Verna Cook Salomonsky (1890–1978) was a pioneering early 20th-century American architect known for her work as a solo practitioner in residential communities outside of New York in the 1920s and 1930s and later as an author on architectural design and history. Following the death of her first husband, Edgar Salomonsky, in 1929, she maintained her own practice and designed several hundred homes, including a model home for the New York World's Fair in 1939. In the 1960s, she and her second husband, Warren Butler Shipway, wrote several books on Mexican domestic architecture and design.
Verna Cook was born in Spokane, Washington on October 19, 1888 to Harlan J. Cook, a local businessman, and Mara S. Taylor Cook. Cook attended Spokane High school, graduating in 1907, and then enrolled for a year at Miss Gilman's private school in Boston, Massachusetts. She subsequently traveled to Paris and enrolled at the École Spéciale d'Architecture for two years, leaving in October 1911. Upon her return to the United States, she began two and a half years of coursework at Columbia University's School of Architecture from 1912 to 1913.
In 1913, Cook began working as a junior drafter in the office of William Knighton in Salem, Oregon. After leaving Knighton's offices in 1915, she returned to New York City in 1916 to begin a three-year long position as a general drafter and designer in the office of Dwight James Baum. During this three-year period, she also worked for three months in 1917 for Howard Major and six months in 1918 for Electus D. Litchfield.
By 1920, Cook had married fellow Columbia graduate Edgar Salomonsky and the couple established their own firm, focusing largely on residential architecture. Their offices were located at 368 Lexington Avenue until 1921, when they moved to 331 Madison Avenue; in the late 1920s they were located at 40 East 49th Street and by 1936, they were located at 424 Madison Avenue.
During the late 1920s, Cook also created the designs for several lines of "boudoir accessories" including hand mirrors, combs, and hairbrushes.
After Edgar's death in 1929, Verna continued to practice alone, completing hundreds of residences in the New York metropolitan area and later in California.
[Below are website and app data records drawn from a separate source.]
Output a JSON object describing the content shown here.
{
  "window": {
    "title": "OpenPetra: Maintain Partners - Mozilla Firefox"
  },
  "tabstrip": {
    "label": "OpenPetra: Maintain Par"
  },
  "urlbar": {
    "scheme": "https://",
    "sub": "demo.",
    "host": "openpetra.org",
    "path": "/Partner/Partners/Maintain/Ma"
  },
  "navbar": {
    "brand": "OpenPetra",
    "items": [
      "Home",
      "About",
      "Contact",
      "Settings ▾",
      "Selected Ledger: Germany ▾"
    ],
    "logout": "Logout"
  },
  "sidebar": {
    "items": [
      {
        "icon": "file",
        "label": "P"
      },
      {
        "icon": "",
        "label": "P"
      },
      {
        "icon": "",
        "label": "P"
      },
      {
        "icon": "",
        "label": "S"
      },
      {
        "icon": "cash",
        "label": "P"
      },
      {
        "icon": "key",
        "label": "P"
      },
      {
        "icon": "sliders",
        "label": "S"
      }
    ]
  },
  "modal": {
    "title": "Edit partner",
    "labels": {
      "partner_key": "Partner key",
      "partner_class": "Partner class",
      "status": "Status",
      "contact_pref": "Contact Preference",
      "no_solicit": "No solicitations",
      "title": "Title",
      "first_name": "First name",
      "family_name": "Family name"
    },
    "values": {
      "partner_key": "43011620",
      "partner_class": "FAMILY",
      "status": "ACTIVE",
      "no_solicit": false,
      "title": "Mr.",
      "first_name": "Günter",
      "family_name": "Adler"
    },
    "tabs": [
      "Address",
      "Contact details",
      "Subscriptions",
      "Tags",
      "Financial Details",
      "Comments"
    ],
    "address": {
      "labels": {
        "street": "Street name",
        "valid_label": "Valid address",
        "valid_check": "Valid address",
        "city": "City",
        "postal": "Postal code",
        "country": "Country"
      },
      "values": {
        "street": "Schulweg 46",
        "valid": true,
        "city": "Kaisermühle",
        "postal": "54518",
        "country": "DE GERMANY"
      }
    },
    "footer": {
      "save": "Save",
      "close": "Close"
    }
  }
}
Her work primarily relied on traditional vocabularies, including Georgian, Colonial and English style houses as well as eclectic combinations of various styles. In 1936, House and Garden selected her firm to design the magazine's first "Ideal House," which was exhibited as a model home in the "Town of Tomorrow" at the 1939 World's Fair in New York. By 1937, she was a registered architect in New York, Connecticut, and Pennsylvania and had served as a critic for one semester at the School of Design for Women in Philadelphia, PA and for three years at the New York School of Interior Decoration in New York City. Cook was also among the first female members of the Architectural League of New York; the League opened its membership to women in 1934, and in 1936, Cook was the only female architect admitted.
In 1939, Cook married her second husband, Warren Butler Shipway, a 1921 graduate of Princeton University with a degree in civil engineering. The couple moved to California in 1947, and travel to Mexico in the 1950s inspired five books on historic and contemporary Mexican residential architecture, cowritten by Cook and her husband.
Cook died in 1978 in La Jolla, California, and her archives today reside at the University of California at San Diego.